━━ GIVEN DATA ━━

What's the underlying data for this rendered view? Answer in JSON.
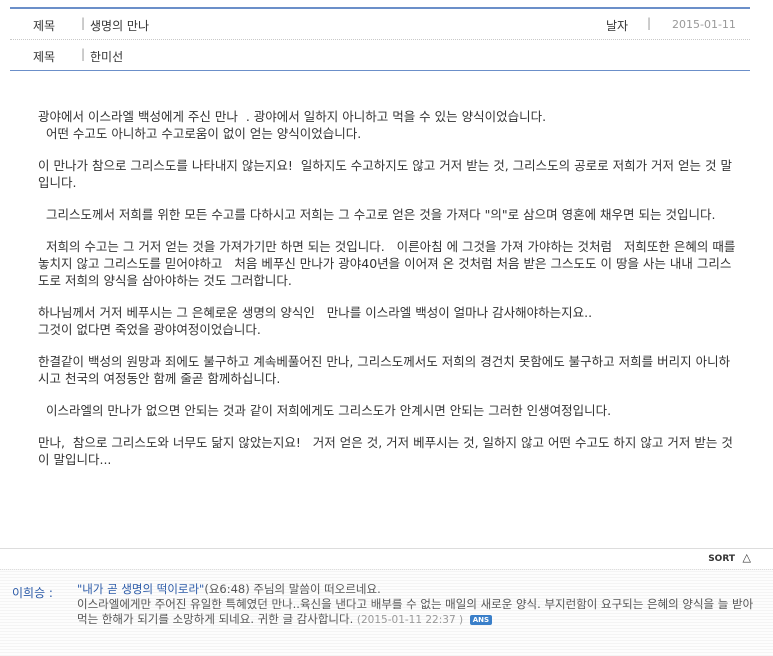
{
  "header": {
    "title_label": "제목",
    "title_value": "생명의 만나",
    "date_label": "날자",
    "date_value": "2015-01-11",
    "author_label": "제목",
    "author_value": "한미선",
    "separator": "|"
  },
  "content": {
    "paragraphs": [
      "광야에서 이스라엘 백성에게 주신 만나  . 광야에서 일하지 아니하고 먹을 수 있는 양식이었습니다.\n  어떤 수고도 아니하고 수고로움이 없이 얻는 양식이었습니다.",
      "이 만나가 참으로 그리스도를 나타내지 않는지요!  일하지도 수고하지도 않고 거저 받는 것, 그리스도의 공로로 저희가 거저 얻는 것 말입니다.",
      "  그리스도께서 저희를 위한 모든 수고를 다하시고 저희는 그 수고로 얻은 것을 가져다 \"의\"로 삼으며 영혼에 채우면 되는 것입니다.",
      "  저희의 수고는 그 거저 얻는 것을 가져가기만 하면 되는 것입니다.   이른아침 에 그것을 가져 가야하는 것처럼   저희또한 은혜의 때를 놓치지 않고 그리스도를 믿어야하고   처음 베푸신 만나가 광야40년을 이어져 온 것처럼 처음 받은 그스도도 이 땅을 사는 내내 그리스도로 저희의 양식을 삼아야하는 것도 그러합니다.",
      "하나님께서 거저 베푸시는 그 은혜로운 생명의 양식인   만나를 이스라엘 백성이 얼마나 감사해야하는지요..\n그것이 없다면 죽었을 광야여정이었습니다.",
      "한결같이 백성의 원망과 죄에도 불구하고 계속베풀어진 만나, 그리스도께서도 저희의 경건치 못함에도 불구하고 저희를 버리지 아니하시고 천국의 여정동안 함께 줄곧 함께하십니다.",
      "  이스라엘의 만나가 없으면 안되는 것과 같이 저희에게도 그리스도가 안계시면 안되는 그러한 인생여정입니다.",
      "만나,  참으로 그리스도와 너무도 닮지 않았는지요!   거저 얻은 것, 거저 베푸시는 것, 일하지 않고 어떤 수고도 하지 않고 거저 받는 것이 말입니다..."
    ]
  },
  "sort": {
    "label": "SORT",
    "icon": "triangle-up-icon"
  },
  "comment": {
    "author": "이희승 :",
    "quote": "\"내가 곧 생명의 떡이로라\"",
    "text_after_quote": "(요6:48) 주님의 말씀이 떠오르네요.",
    "text_rest": "이스라엘에게만 주어진 유일한 특혜였던 만나..육신을 낸다고 배부를 수 없는 매일의 새로운 양식. 부지런함이 요구되는 은혜의 양식을 늘 받아먹는 한해가 되기를 소망하게 되네요. 귀한 글 감사합니다.",
    "date": "(2015-01-11 22:37  )",
    "answer_badge": "ANS"
  },
  "colors": {
    "accent_line": "#6b8fc9",
    "comment_author": "#2b5aa8",
    "answer_badge_bg": "#3a7fc9"
  }
}
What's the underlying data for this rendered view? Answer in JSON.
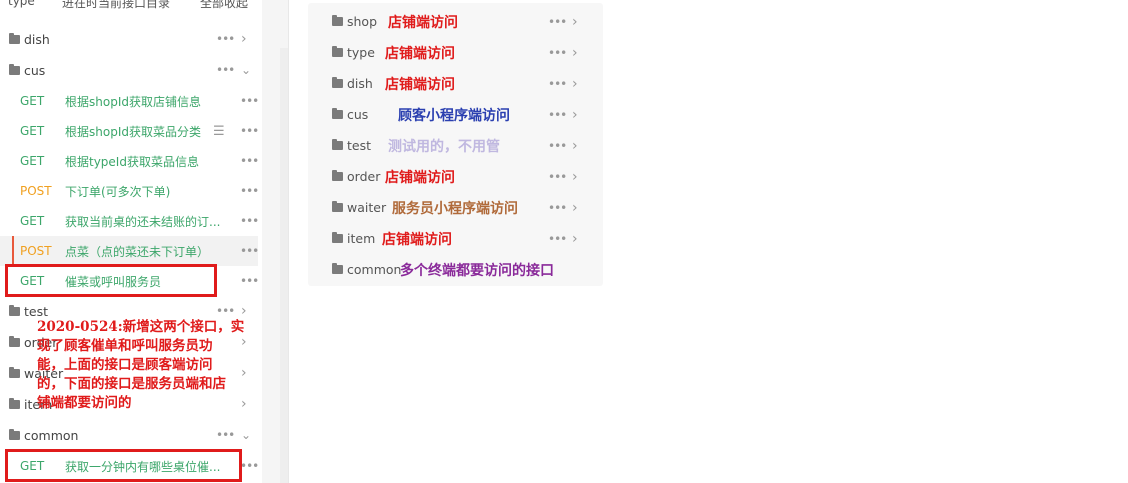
{
  "sidebar": {
    "top_cut": [
      "type",
      "进在时当前接口目录",
      "全部收起"
    ],
    "folders_top": [
      {
        "name": "dish",
        "expanded": false
      },
      {
        "name": "cus",
        "expanded": true
      }
    ],
    "cus_endpoints": [
      {
        "method": "GET",
        "title": "根据shopId获取店铺信息"
      },
      {
        "method": "GET",
        "title": "根据shopId获取菜品分类"
      },
      {
        "method": "GET",
        "title": "根据typeId获取菜品信息"
      },
      {
        "method": "POST",
        "title": "下订单(可多次下单)"
      },
      {
        "method": "GET",
        "title": "获取当前桌的还未结账的订..."
      },
      {
        "method": "POST",
        "title": "点菜（点的菜还未下订单）"
      },
      {
        "method": "GET",
        "title": "催菜或呼叫服务员"
      }
    ],
    "folders_bottom": [
      {
        "name": "test"
      },
      {
        "name": "order"
      },
      {
        "name": "waiter"
      },
      {
        "name": "item"
      },
      {
        "name": "common"
      }
    ],
    "common_endpoints": [
      {
        "method": "GET",
        "title": "获取一分钟内有哪些桌位催..."
      }
    ]
  },
  "annotation": {
    "lines": [
      "2020-0524:新增这两个接口，实",
      "现了顾客催单和呼叫服务员功",
      "能，上面的接口是顾客端访问",
      "的，下面的接口是服务员端和店",
      "铺端都要访问的"
    ]
  },
  "folder_overview": [
    {
      "name": "shop",
      "label": "店铺端访问",
      "color": "#e01b1b"
    },
    {
      "name": "type",
      "label": "店铺端访问",
      "color": "#e01b1b"
    },
    {
      "name": "dish",
      "label": "店铺端访问",
      "color": "#e01b1b"
    },
    {
      "name": "cus",
      "label": "顾客小程序端访问",
      "color": "#2a3fb0"
    },
    {
      "name": "test",
      "label": "测试用的，不用管",
      "color": "#c0b8e0"
    },
    {
      "name": "order",
      "label": "店铺端访问",
      "color": "#e01b1b"
    },
    {
      "name": "waiter",
      "label": "服务员小程序端访问",
      "color": "#b06a3a"
    },
    {
      "name": "item",
      "label": "店铺端访问",
      "color": "#e01b1b"
    },
    {
      "name": "common",
      "label": "多个终端都要访问的接口",
      "color": "#8a2a9a"
    }
  ],
  "icons": {
    "folder": "folder-icon",
    "more": "more-icon",
    "chevron_right": "chevron-right-icon",
    "chevron_down": "chevron-down-icon",
    "menu": "menu-icon"
  },
  "colors": {
    "get": "#3ca66a",
    "post": "#f0a020",
    "highlight": "#e01b1b"
  }
}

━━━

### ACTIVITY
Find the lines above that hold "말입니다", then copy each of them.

### ANSWER BELOW
      "이 만나가 참으로 그리스도를 나타내지 않는지요!  일하지도 수고하지도 않고 거저 받는 것, 그리스도의 공로로 저희가 거저 얻는 것 말입니다.",
      "만나,  참으로 그리스도와 너무도 닮지 않았는지요!   거저 얻은 것, 거저 베푸시는 것, 일하지 않고 어떤 수고도 하지 않고 거저 받는 것이 말입니다..."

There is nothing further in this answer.